Activity:
The lines to copy from the data below are those that hold the string "SOLIDWORKS".
=== Begin Enclosure ===
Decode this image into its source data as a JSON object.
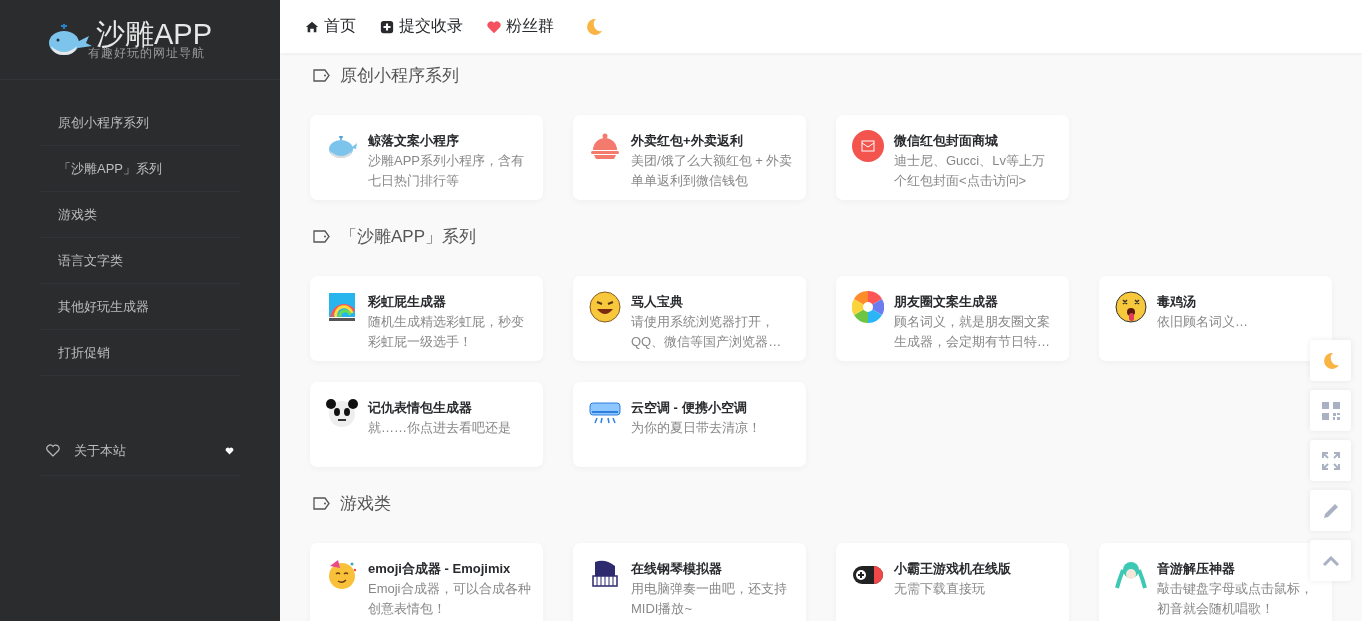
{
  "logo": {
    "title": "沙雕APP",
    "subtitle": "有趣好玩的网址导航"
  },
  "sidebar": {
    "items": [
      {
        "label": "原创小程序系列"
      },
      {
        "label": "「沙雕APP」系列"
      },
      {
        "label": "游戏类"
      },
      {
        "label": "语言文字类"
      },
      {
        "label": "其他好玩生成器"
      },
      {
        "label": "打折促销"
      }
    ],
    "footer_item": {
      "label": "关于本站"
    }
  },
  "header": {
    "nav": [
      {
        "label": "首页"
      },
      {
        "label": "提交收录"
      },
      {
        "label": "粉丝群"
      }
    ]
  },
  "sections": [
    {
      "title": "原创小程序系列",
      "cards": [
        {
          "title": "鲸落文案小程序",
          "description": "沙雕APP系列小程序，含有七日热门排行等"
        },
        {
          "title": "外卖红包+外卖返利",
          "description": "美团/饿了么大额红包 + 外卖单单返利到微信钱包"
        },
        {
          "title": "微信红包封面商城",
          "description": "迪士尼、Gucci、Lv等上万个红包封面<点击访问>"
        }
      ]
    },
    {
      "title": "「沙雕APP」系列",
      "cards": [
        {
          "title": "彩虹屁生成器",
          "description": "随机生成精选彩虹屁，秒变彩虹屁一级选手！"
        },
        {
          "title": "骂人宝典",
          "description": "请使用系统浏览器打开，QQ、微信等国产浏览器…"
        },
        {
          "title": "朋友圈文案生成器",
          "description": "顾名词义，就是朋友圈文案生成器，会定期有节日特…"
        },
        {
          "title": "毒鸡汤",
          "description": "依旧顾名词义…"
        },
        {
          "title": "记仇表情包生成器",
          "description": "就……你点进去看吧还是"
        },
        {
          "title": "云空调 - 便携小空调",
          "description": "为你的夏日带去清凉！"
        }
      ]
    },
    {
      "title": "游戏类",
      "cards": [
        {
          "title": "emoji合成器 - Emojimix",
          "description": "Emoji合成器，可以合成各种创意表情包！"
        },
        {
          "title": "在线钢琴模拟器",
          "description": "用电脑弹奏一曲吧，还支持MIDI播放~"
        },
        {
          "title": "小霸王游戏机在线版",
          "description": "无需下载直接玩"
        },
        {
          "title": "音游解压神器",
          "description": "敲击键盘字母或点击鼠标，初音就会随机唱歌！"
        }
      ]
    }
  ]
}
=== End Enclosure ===
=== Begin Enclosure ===
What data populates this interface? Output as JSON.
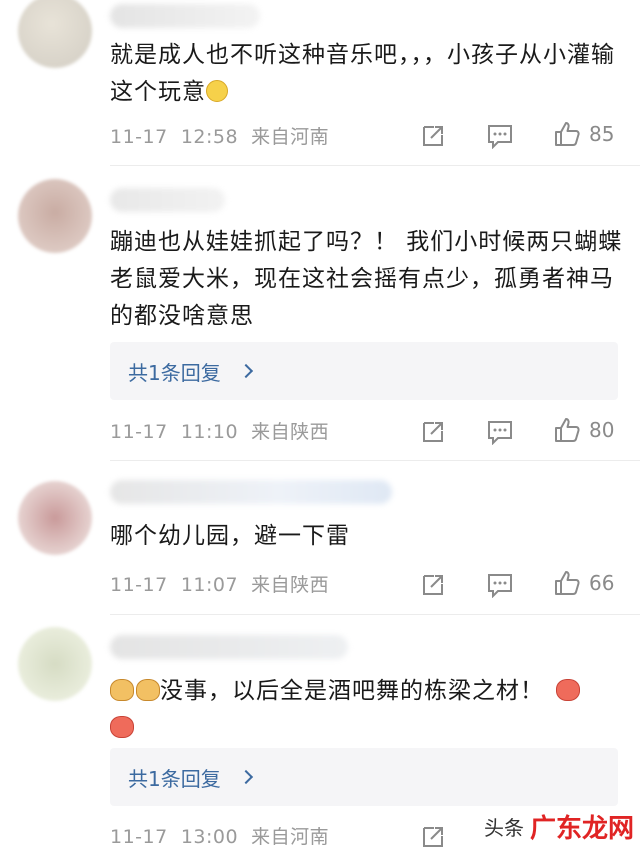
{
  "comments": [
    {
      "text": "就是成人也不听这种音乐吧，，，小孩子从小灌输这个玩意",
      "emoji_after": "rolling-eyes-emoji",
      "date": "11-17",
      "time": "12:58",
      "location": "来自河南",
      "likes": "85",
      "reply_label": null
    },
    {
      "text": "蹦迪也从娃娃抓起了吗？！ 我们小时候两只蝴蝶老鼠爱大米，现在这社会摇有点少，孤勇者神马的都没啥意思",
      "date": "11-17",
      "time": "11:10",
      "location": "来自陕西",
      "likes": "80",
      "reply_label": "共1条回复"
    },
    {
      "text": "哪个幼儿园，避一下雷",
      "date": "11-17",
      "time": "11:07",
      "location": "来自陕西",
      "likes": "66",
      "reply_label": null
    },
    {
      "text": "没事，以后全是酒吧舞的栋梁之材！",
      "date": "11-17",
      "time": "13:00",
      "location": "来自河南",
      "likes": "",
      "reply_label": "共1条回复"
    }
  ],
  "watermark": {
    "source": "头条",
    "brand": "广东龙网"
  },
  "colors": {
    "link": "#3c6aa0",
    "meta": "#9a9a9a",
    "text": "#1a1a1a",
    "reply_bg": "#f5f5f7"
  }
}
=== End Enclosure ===
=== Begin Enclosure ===
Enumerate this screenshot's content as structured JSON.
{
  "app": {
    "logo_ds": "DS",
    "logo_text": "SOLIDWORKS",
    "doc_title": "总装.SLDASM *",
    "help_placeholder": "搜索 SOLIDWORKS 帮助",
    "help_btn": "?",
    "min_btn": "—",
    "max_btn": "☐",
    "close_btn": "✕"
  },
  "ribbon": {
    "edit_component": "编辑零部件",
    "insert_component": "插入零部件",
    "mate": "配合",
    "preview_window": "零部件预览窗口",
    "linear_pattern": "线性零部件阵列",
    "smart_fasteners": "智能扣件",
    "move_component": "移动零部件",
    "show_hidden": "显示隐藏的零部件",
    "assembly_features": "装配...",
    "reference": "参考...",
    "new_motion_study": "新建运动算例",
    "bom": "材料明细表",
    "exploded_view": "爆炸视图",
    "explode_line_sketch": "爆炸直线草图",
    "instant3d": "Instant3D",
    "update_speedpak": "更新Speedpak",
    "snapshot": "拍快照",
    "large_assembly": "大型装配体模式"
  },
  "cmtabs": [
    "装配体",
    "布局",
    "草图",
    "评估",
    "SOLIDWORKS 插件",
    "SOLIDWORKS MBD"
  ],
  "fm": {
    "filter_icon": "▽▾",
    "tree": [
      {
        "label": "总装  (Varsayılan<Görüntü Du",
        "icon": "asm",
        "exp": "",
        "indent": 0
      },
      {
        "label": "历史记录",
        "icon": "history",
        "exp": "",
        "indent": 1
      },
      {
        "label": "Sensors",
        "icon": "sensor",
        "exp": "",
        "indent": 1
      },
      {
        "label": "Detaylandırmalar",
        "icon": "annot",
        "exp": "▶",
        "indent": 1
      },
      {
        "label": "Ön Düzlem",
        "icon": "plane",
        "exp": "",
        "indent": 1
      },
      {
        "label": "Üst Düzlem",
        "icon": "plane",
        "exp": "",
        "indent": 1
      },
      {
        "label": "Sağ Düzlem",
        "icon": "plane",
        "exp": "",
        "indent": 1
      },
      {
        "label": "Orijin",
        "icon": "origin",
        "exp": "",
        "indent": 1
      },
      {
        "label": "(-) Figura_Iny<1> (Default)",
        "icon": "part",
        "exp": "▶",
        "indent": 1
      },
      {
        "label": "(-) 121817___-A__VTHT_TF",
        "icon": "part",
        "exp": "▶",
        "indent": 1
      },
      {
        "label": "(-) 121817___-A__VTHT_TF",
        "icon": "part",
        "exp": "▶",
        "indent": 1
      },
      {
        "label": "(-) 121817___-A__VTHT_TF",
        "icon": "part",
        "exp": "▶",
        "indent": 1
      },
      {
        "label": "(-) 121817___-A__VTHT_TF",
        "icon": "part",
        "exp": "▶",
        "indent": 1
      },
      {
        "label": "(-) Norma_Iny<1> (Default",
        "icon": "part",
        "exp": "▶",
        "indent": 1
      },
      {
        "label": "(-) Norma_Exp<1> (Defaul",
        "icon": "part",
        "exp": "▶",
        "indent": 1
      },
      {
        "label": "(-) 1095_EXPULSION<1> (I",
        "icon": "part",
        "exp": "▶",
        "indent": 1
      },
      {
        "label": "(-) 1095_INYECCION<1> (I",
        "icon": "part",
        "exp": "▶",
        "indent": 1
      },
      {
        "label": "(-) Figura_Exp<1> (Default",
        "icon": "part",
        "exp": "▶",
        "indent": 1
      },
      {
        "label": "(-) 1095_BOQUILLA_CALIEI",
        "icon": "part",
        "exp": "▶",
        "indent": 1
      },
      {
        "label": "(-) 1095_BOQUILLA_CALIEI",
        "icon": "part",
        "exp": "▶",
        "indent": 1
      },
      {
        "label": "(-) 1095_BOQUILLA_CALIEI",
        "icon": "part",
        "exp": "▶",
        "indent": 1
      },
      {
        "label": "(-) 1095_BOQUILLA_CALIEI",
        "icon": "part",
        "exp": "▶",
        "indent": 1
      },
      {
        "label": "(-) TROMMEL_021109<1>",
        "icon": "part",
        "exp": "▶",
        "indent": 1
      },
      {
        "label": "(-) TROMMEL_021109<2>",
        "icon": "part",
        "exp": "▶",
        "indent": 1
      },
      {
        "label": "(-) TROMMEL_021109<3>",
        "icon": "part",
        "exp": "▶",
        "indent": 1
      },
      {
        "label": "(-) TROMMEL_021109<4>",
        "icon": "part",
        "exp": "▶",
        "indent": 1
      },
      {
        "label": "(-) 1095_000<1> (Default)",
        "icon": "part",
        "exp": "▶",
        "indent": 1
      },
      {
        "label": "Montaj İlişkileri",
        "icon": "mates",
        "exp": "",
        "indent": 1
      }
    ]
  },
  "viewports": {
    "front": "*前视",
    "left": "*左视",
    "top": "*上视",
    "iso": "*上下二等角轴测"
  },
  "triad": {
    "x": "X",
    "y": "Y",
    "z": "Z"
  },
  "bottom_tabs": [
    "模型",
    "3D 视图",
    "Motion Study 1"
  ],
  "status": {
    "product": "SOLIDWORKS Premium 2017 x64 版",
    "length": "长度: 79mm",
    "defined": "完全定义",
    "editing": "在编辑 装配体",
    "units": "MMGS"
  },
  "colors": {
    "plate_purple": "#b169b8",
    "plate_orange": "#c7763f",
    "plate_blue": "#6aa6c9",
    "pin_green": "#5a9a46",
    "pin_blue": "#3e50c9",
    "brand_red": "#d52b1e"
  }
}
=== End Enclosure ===
Result of this exercise:
    "logo_text": "SOLIDWORKS",
    "help_placeholder": "搜索 SOLIDWORKS 帮助",
    "SOLIDWORKS 插件",
    "SOLIDWORKS MBD"
    "product": "SOLIDWORKS Premium 2017 x64 版",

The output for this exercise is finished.